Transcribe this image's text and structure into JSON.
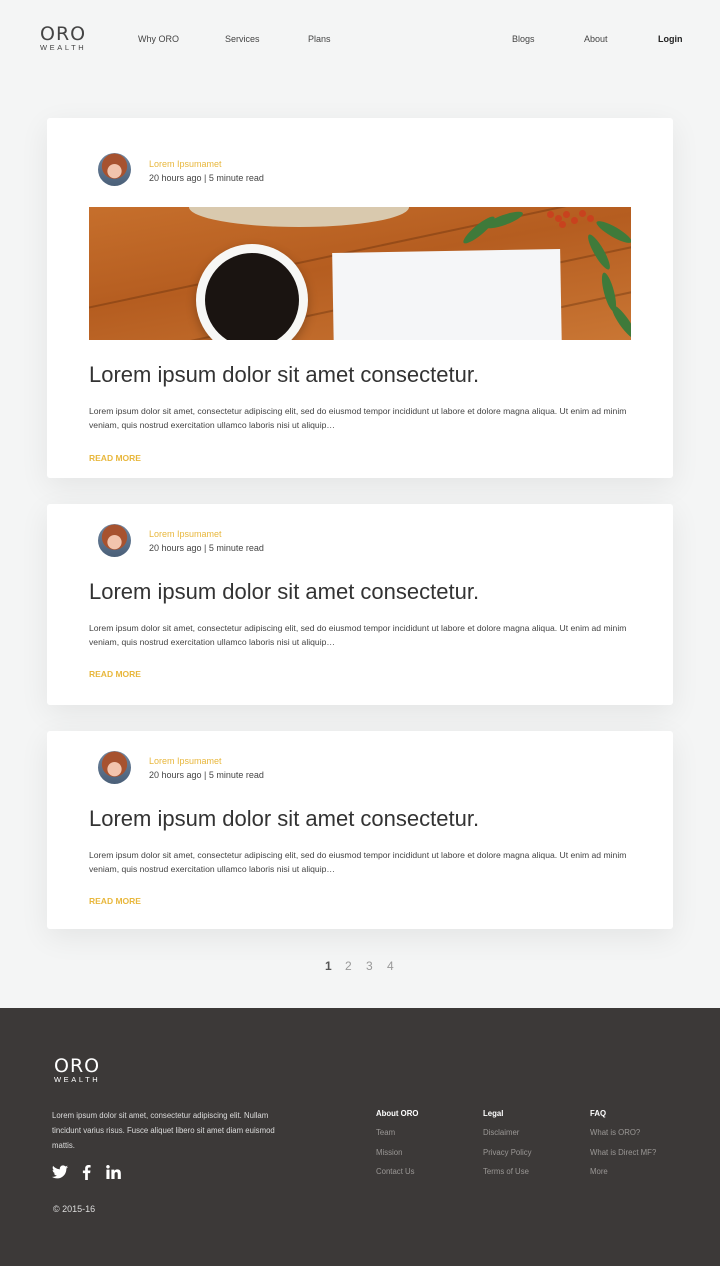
{
  "header": {
    "logo_main": "ORO",
    "logo_sub": "WEALTH",
    "nav": {
      "why": "Why ORO",
      "services": "Services",
      "plans": "Plans",
      "blogs": "Blogs",
      "about": "About",
      "login": "Login"
    }
  },
  "posts": [
    {
      "author": "Lorem Ipsumamet",
      "meta": "20 hours ago | 5 minute read",
      "title": "Lorem ipsum dolor sit amet consectetur.",
      "excerpt": "Lorem ipsum dolor sit amet, consectetur adipiscing elit, sed do eiusmod tempor incididunt ut labore et dolore magna aliqua. Ut enim ad minim veniam, quis nostrud exercitation ullamco laboris nisi ut aliquip…",
      "read_more": "READ MORE"
    },
    {
      "author": "Lorem Ipsumamet",
      "meta": "20 hours ago | 5 minute read",
      "title": "Lorem ipsum dolor sit amet consectetur.",
      "excerpt": "Lorem ipsum dolor sit amet, consectetur adipiscing elit, sed do eiusmod tempor incididunt ut labore et dolore magna aliqua. Ut enim ad minim veniam, quis nostrud exercitation ullamco laboris nisi ut aliquip…",
      "read_more": "READ MORE"
    },
    {
      "author": "Lorem Ipsumamet",
      "meta": "20 hours ago | 5 minute read",
      "title": "Lorem ipsum dolor sit amet consectetur.",
      "excerpt": "Lorem ipsum dolor sit amet, consectetur adipiscing elit, sed do eiusmod tempor incididunt ut labore et dolore magna aliqua. Ut enim ad minim veniam, quis nostrud exercitation ullamco laboris nisi ut aliquip…",
      "read_more": "READ MORE"
    }
  ],
  "pagination": {
    "pages": [
      "1",
      "2",
      "3",
      "4"
    ],
    "current": "1"
  },
  "footer": {
    "logo_main": "ORO",
    "logo_sub": "WEALTH",
    "about_text": "Lorem ipsum dolor sit amet, consectetur adipiscing elit. Nullam tincidunt varius risus. Fusce aliquet libero sit amet diam euismod mattis.",
    "social_icons": [
      "twitter-icon",
      "facebook-icon",
      "linkedin-icon"
    ],
    "copyright": "© 2015-16",
    "columns": [
      {
        "heading": "About ORO",
        "items": [
          "Team",
          "Mission",
          "Contact Us"
        ]
      },
      {
        "heading": "Legal",
        "items": [
          "Disclaimer",
          "Privacy Policy",
          "Terms of Use"
        ]
      },
      {
        "heading": "FAQ",
        "items": [
          "What is ORO?",
          "What is Direct MF?",
          "More"
        ]
      }
    ]
  },
  "colors": {
    "accent": "#e8b73c",
    "page_bg": "#f4f5f5",
    "footer_bg": "#3c3938"
  }
}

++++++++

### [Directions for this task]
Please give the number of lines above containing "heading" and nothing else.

### [Response box]
3